**Dataset records:**
-- Opening Marker --
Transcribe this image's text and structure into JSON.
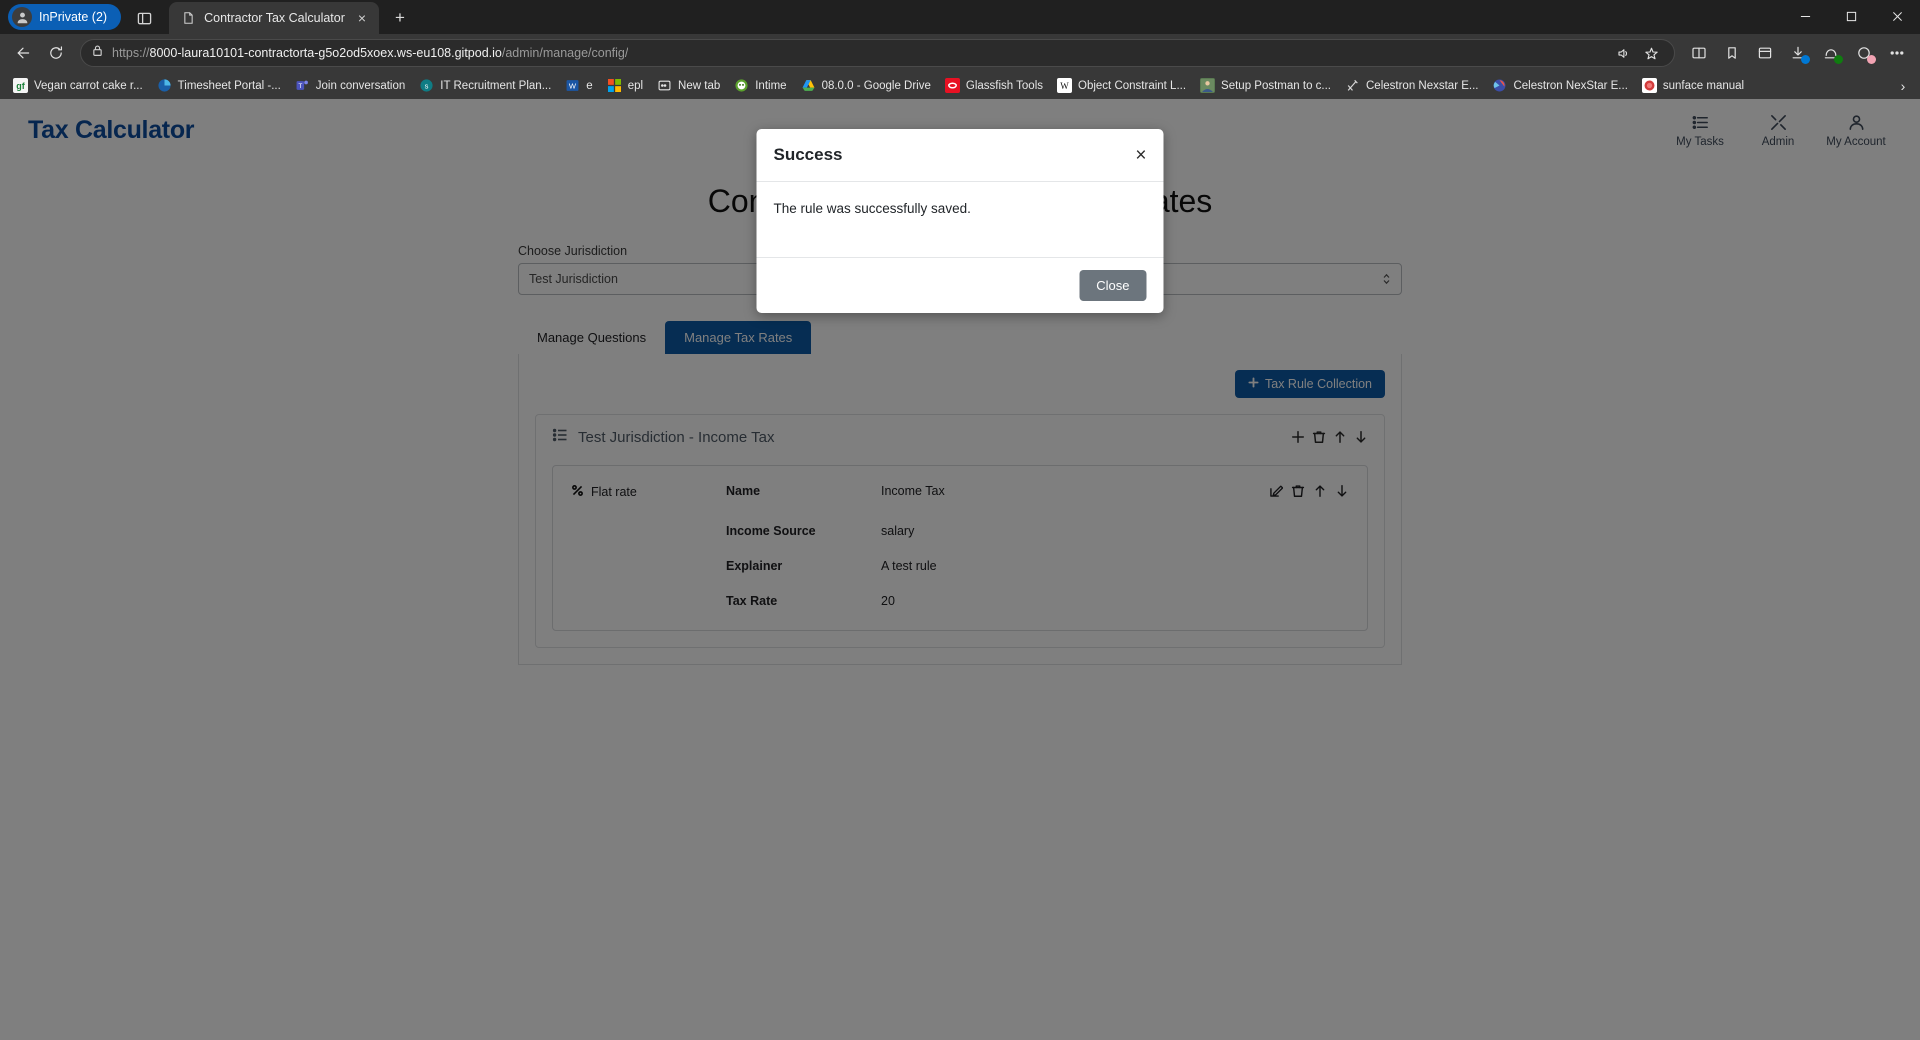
{
  "browser": {
    "profile_pill": "InPrivate (2)",
    "tab": {
      "title": "Contractor Tax Calculator",
      "close_label": "×"
    },
    "new_tab_label": "+",
    "url": {
      "scheme": "https://",
      "host": "8000-laura10101-contractorta-g5o2od5xoex.ws-eu108.gitpod.io",
      "path": "/admin/manage/config/"
    },
    "window_controls": {
      "minimize": "—",
      "maximize": "□",
      "close": "×"
    },
    "bookmarks": [
      {
        "label": "Vegan carrot cake r...",
        "icon": "gf-icon",
        "color": "#f5f5f5",
        "text": "gf",
        "textcolor": "#1a7f37"
      },
      {
        "label": "Timesheet Portal -...",
        "icon": "pie-icon",
        "color": "#1a5fa8",
        "text": "",
        "textcolor": "#fff"
      },
      {
        "label": "Join conversation",
        "icon": "teams-icon",
        "color": "#4b53bc",
        "text": "T",
        "textcolor": "#fff"
      },
      {
        "label": "IT Recruitment Plan...",
        "icon": "sharepoint-icon",
        "color": "#0f7c84",
        "text": "S",
        "textcolor": "#fff"
      },
      {
        "label": "e",
        "icon": "word-icon",
        "color": "#1b56a4",
        "text": "W",
        "textcolor": "#fff"
      },
      {
        "label": "epl",
        "icon": "microsoft-icon",
        "color": "#f25022",
        "text": "",
        "textcolor": "#fff"
      },
      {
        "label": "New tab",
        "icon": "newtab-icon",
        "color": "#ffffff",
        "text": "⬚",
        "textcolor": "#fff"
      },
      {
        "label": "Intime",
        "icon": "intime-icon",
        "color": "#5aa02c",
        "text": "♈",
        "textcolor": "#fff"
      },
      {
        "label": "08.0.0 - Google Drive",
        "icon": "google-drive-icon",
        "color": "#ffffff",
        "text": "△",
        "textcolor": "#2196f3"
      },
      {
        "label": "Glassfish Tools",
        "icon": "glassfish-icon",
        "color": "#e81123",
        "text": "○",
        "textcolor": "#fff"
      },
      {
        "label": "Object Constraint L...",
        "icon": "wikipedia-icon",
        "color": "#ffffff",
        "text": "W",
        "textcolor": "#111"
      },
      {
        "label": "Setup Postman to c...",
        "icon": "photo-icon",
        "color": "#5a7a52",
        "text": "",
        "textcolor": "#fff"
      },
      {
        "label": "Celestron Nexstar E...",
        "icon": "telescope-icon",
        "color": "#383838",
        "text": "☈",
        "textcolor": "#ddd"
      },
      {
        "label": "Celestron NexStar E...",
        "icon": "camera-shutter-icon",
        "color": "#3b4da8",
        "text": "◉",
        "textcolor": "#fff"
      },
      {
        "label": "sunface manual",
        "icon": "sunface-icon",
        "color": "#ffffff",
        "text": "✸",
        "textcolor": "#d23c3c"
      }
    ],
    "bookmarks_overflow": "›"
  },
  "app": {
    "brand": "Tax Calculator",
    "nav": [
      {
        "label": "My Tasks",
        "icon": "tasks-icon"
      },
      {
        "label": "Admin",
        "icon": "tools-icon"
      },
      {
        "label": "My Account",
        "icon": "user-icon"
      }
    ],
    "page_title": "Configure Questions and Tax Rates",
    "jurisdiction": {
      "label": "Choose Jurisdiction",
      "selected": "Test Jurisdiction"
    },
    "tabs": [
      {
        "label": "Manage Questions",
        "active": false
      },
      {
        "label": "Manage Tax Rates",
        "active": true
      }
    ],
    "add_collection_button": "Tax Rule Collection",
    "add_collection_icon": "plus-icon",
    "collection": {
      "title": "Test Jurisdiction - Income Tax",
      "icon": "list-ordered-icon",
      "actions": [
        {
          "name": "add-icon",
          "glyph": "+"
        },
        {
          "name": "trash-icon",
          "glyph": "🗑"
        },
        {
          "name": "arrow-up-icon",
          "glyph": "↑"
        },
        {
          "name": "arrow-down-icon",
          "glyph": "↓"
        }
      ]
    },
    "rule": {
      "type_label": "Flat rate",
      "type_icon": "percent-icon",
      "fields": [
        {
          "key": "Name",
          "value": "Income Tax"
        },
        {
          "key": "Income Source",
          "value": "salary"
        },
        {
          "key": "Explainer",
          "value": "A test rule"
        },
        {
          "key": "Tax Rate",
          "value": "20"
        }
      ],
      "actions": [
        {
          "name": "edit-icon",
          "glyph": "✎"
        },
        {
          "name": "trash-icon",
          "glyph": "🗑"
        },
        {
          "name": "arrow-up-icon",
          "glyph": "↑"
        },
        {
          "name": "arrow-down-icon",
          "glyph": "↓"
        }
      ]
    }
  },
  "modal": {
    "title": "Success",
    "close_x": "×",
    "message": "The rule was successfully saved.",
    "close_button": "Close"
  },
  "colors": {
    "brand_blue": "#0d4d9e",
    "accent_blue": "#0d5aa7",
    "secondary_gray": "#6c757d",
    "inprivate_blue": "#0b5fb5"
  }
}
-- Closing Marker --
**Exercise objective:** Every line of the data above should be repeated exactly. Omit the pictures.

**Completed exercise:**
Transcribe this image's text and structure into JSON.
{
  "browser": {
    "profile_pill": "InPrivate (2)",
    "tab": {
      "title": "Contractor Tax Calculator",
      "close_label": "×"
    },
    "new_tab_label": "+",
    "url": {
      "scheme": "https://",
      "host": "8000-laura10101-contractorta-g5o2od5xoex.ws-eu108.gitpod.io",
      "path": "/admin/manage/config/"
    },
    "window_controls": {
      "minimize": "—",
      "maximize": "□",
      "close": "×"
    },
    "bookmarks": [
      {
        "label": "Vegan carrot cake r...",
        "icon": "gf-icon",
        "color": "#f5f5f5",
        "text": "gf",
        "textcolor": "#1a7f37"
      },
      {
        "label": "Timesheet Portal -...",
        "icon": "pie-icon",
        "color": "#1a5fa8",
        "text": "",
        "textcolor": "#fff"
      },
      {
        "label": "Join conversation",
        "icon": "teams-icon",
        "color": "#4b53bc",
        "text": "T",
        "textcolor": "#fff"
      },
      {
        "label": "IT Recruitment Plan...",
        "icon": "sharepoint-icon",
        "color": "#0f7c84",
        "text": "S",
        "textcolor": "#fff"
      },
      {
        "label": "e",
        "icon": "word-icon",
        "color": "#1b56a4",
        "text": "W",
        "textcolor": "#fff"
      },
      {
        "label": "epl",
        "icon": "microsoft-icon",
        "color": "#f25022",
        "text": "",
        "textcolor": "#fff"
      },
      {
        "label": "New tab",
        "icon": "newtab-icon",
        "color": "#ffffff",
        "text": "⬚",
        "textcolor": "#fff"
      },
      {
        "label": "Intime",
        "icon": "intime-icon",
        "color": "#5aa02c",
        "text": "♈",
        "textcolor": "#fff"
      },
      {
        "label": "08.0.0 - Google Drive",
        "icon": "google-drive-icon",
        "color": "#ffffff",
        "text": "△",
        "textcolor": "#2196f3"
      },
      {
        "label": "Glassfish Tools",
        "icon": "glassfish-icon",
        "color": "#e81123",
        "text": "○",
        "textcolor": "#fff"
      },
      {
        "label": "Object Constraint L...",
        "icon": "wikipedia-icon",
        "color": "#ffffff",
        "text": "W",
        "textcolor": "#111"
      },
      {
        "label": "Setup Postman to c...",
        "icon": "photo-icon",
        "color": "#5a7a52",
        "text": "",
        "textcolor": "#fff"
      },
      {
        "label": "Celestron Nexstar E...",
        "icon": "telescope-icon",
        "color": "#383838",
        "text": "☈",
        "textcolor": "#ddd"
      },
      {
        "label": "Celestron NexStar E...",
        "icon": "camera-shutter-icon",
        "color": "#3b4da8",
        "text": "◉",
        "textcolor": "#fff"
      },
      {
        "label": "sunface manual",
        "icon": "sunface-icon",
        "color": "#ffffff",
        "text": "✸",
        "textcolor": "#d23c3c"
      }
    ],
    "bookmarks_overflow": "›"
  },
  "app": {
    "brand": "Tax Calculator",
    "nav": [
      {
        "label": "My Tasks",
        "icon": "tasks-icon"
      },
      {
        "label": "Admin",
        "icon": "tools-icon"
      },
      {
        "label": "My Account",
        "icon": "user-icon"
      }
    ],
    "page_title": "Configure Questions and Tax Rates",
    "jurisdiction": {
      "label": "Choose Jurisdiction",
      "selected": "Test Jurisdiction"
    },
    "tabs": [
      {
        "label": "Manage Questions",
        "active": false
      },
      {
        "label": "Manage Tax Rates",
        "active": true
      }
    ],
    "add_collection_button": "Tax Rule Collection",
    "add_collection_icon": "plus-icon",
    "collection": {
      "title": "Test Jurisdiction - Income Tax",
      "icon": "list-ordered-icon",
      "actions": [
        {
          "name": "add-icon",
          "glyph": "+"
        },
        {
          "name": "trash-icon",
          "glyph": "🗑"
        },
        {
          "name": "arrow-up-icon",
          "glyph": "↑"
        },
        {
          "name": "arrow-down-icon",
          "glyph": "↓"
        }
      ]
    },
    "rule": {
      "type_label": "Flat rate",
      "type_icon": "percent-icon",
      "fields": [
        {
          "key": "Name",
          "value": "Income Tax"
        },
        {
          "key": "Income Source",
          "value": "salary"
        },
        {
          "key": "Explainer",
          "value": "A test rule"
        },
        {
          "key": "Tax Rate",
          "value": "20"
        }
      ],
      "actions": [
        {
          "name": "edit-icon",
          "glyph": "✎"
        },
        {
          "name": "trash-icon",
          "glyph": "🗑"
        },
        {
          "name": "arrow-up-icon",
          "glyph": "↑"
        },
        {
          "name": "arrow-down-icon",
          "glyph": "↓"
        }
      ]
    }
  },
  "modal": {
    "title": "Success",
    "close_x": "×",
    "message": "The rule was successfully saved.",
    "close_button": "Close"
  },
  "colors": {
    "brand_blue": "#0d4d9e",
    "accent_blue": "#0d5aa7",
    "secondary_gray": "#6c757d",
    "inprivate_blue": "#0b5fb5"
  }
}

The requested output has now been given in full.